Ahm no spert, but I think ventilating a tight house is not nearly as
difficult as making it tight.
I'm reminded of an acquaintance up in Mass. who read something about
"ventilated attics", and promptly hole sawed/sawzalled about 400 holes at
the base and outside of her attic!!!
Sure makes insulation moot, dudnit?????
I fought like crazy against this idea, to no avail.
I don't know how she's doing with all those effing holes, but I did detect
the onset of some grumbling....
Might as well just open all the windows in winter, while she's at it!.
You have winters in Dallas???? For how long, and how cold?
Oh, a note on attics:
If the attic is such that you can stand up in it and walk around, they can
become pretty useful from a variety of povs.

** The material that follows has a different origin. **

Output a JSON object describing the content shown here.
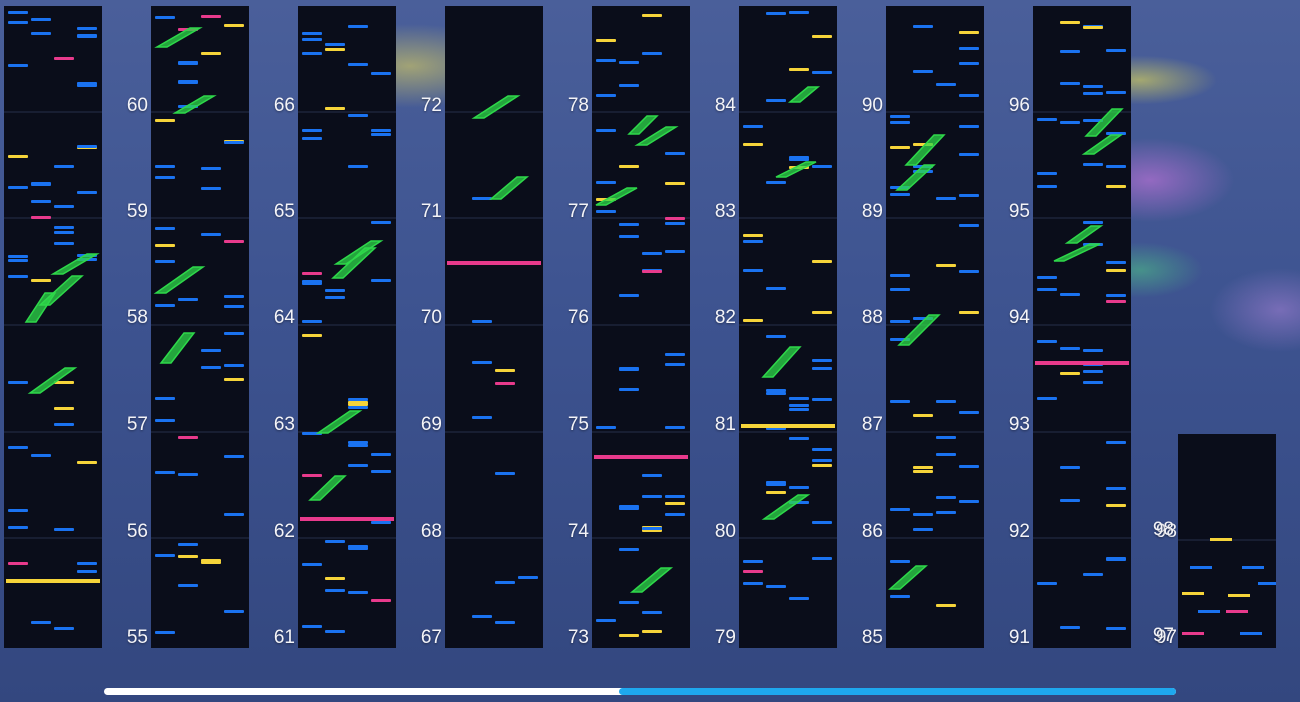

It helps to have a *good* drop-down staircase going up, and decent lighting.
They can be neat work-spaces for light things like sewing, etc, made into
neat play areas for kids, even serve as infrastructure for things like A/C,

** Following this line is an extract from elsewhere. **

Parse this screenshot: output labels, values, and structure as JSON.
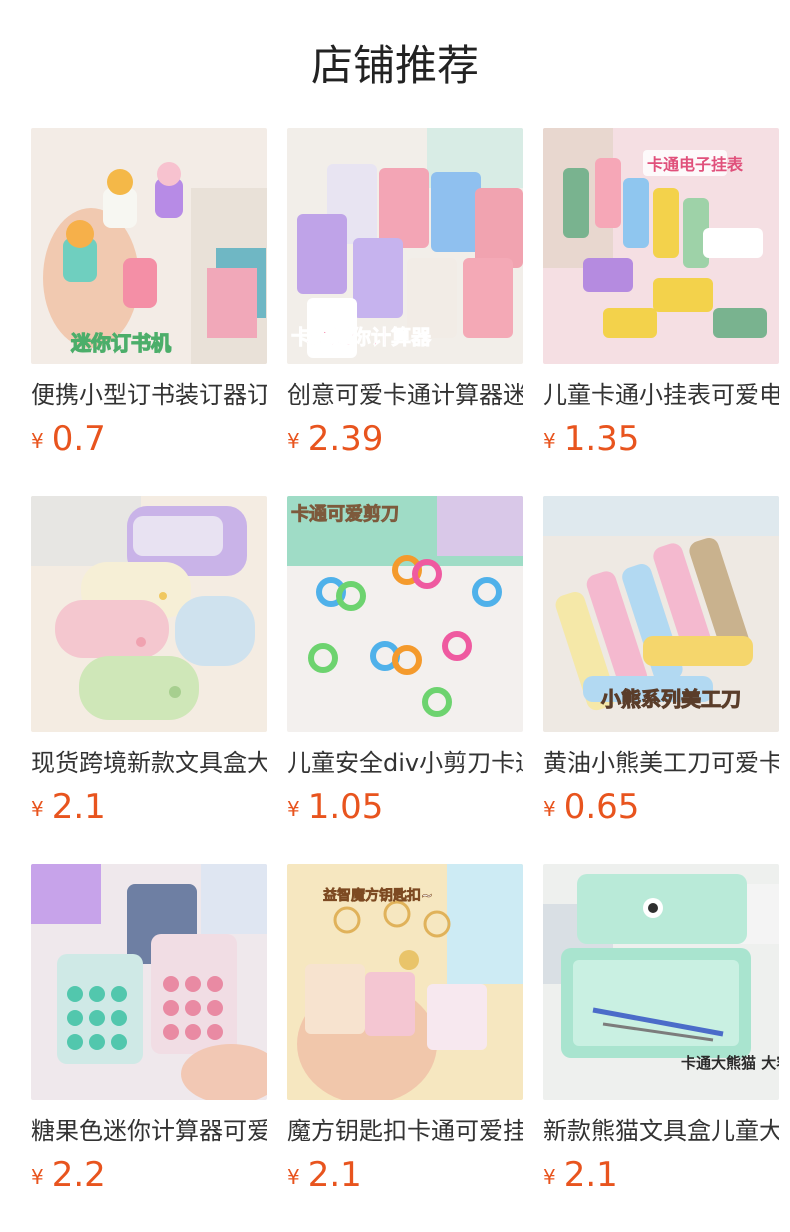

warehousing inventory for a home business, etc.
We added almost 1,000 useful sq ft to the house by just insulating, throwing
down some plywood, and unrolling some cheap commercial carpet, adding some
fluorescents along the apex. No heat necessary, not too bad in the summer.
However, a fully finished attic(for living) likely violates code, or will
require a permit.
I gotta go along with the others who say insulate the attic floor. From
what I have heard, foaming the rafters (underside of the roof) can cause
high humidity/condensation problems in the attic. I would use radiant
barrier roof decking and plenty of attic ventilation. You can reach a
point where slight gains in overall thermal efficiency can cause major
side effects that offest any savings exponentially. Larry
iirc, Silva on Ask TOH did a very inneresting ditty on insulation (esp.
spray insulations) very recently, and goodgawd, does it get complicated!
And it went by pretty fast, something you would def'ly want to take notes
For example, the vapor barrier goes on different sides, depending on yer
In mixed climates, there are additional "breathable" barriers you can use.
Would be useful to catch that episode, don't know if the TOL has it.
Seems to me a double-layered roof, with a 2-4" air gap, with continuously
circulating air, and then the bottom layer super-insulated
(anything/everything) on the attic side would be a permanent solution.
But I've never heard of a double-layered roof, which seems simple enough to
do, just some extra plywood/2x4's.
I'm considering just living in a tent....
Double layered roof is what you get when you put Spanish tiles on a
roof. The air can flow under the tiles. You get the same effect more
or less by putting foam insulation underneath the decking with an air
space between the foam and decking.
WTF, you allow her EX to put in his 2 cents! Thats your problem, ban
him. Even worse, he is an AC contractor not contracting.
If he's anything like the cretins on alt.hvac, she's proly paying HIM
Or at least giving him a beer allowance.....
1. Foam the underside of the roof? If you do that, the shingles will melt.
Well, maybe not melt, but they will surely degrade rather quickly.
2. The almost unanimous advice, I'll bet, of the experts and knowledgeable
amateurs here is that you will rue the day you go against the wishes of the
lady of the house. Hereafter, EVERYTHING that goes wrong will be attributed
to your hair-brained decision on the attic. I'm talking stopped-up toilets,
mice in the pantry, windows that won't close, psoriasis, and the refusal of
the grocery clerk to take coupons for stuff your wife didn't buy.
How bout regular bats (glass wool) of insulation?
Proly doesn't apply to slate.
Suggests making a kind of double roof, for air flow beneath the shingles!
Then the joist gap in the attic can be foamed.
> > 2. The almost unanimous advice, I'll bet, of the experts and knowledgeable
My neighbor has a cathedial ceiling poorly vented with just regular
insulation, his 35 years shingles only last 5-6 years in S. exposure,
yup, heat kills and so do a wifes ex that you stupidly allow to get
within 100 feet or give info on money decisions.
HomeOwnersHub.com is a website for homeowners and building and maintenance pros. It is not affiliated with any of the manufacturers or service providers discussed here.
All logos and trade names are the property of their respective owners.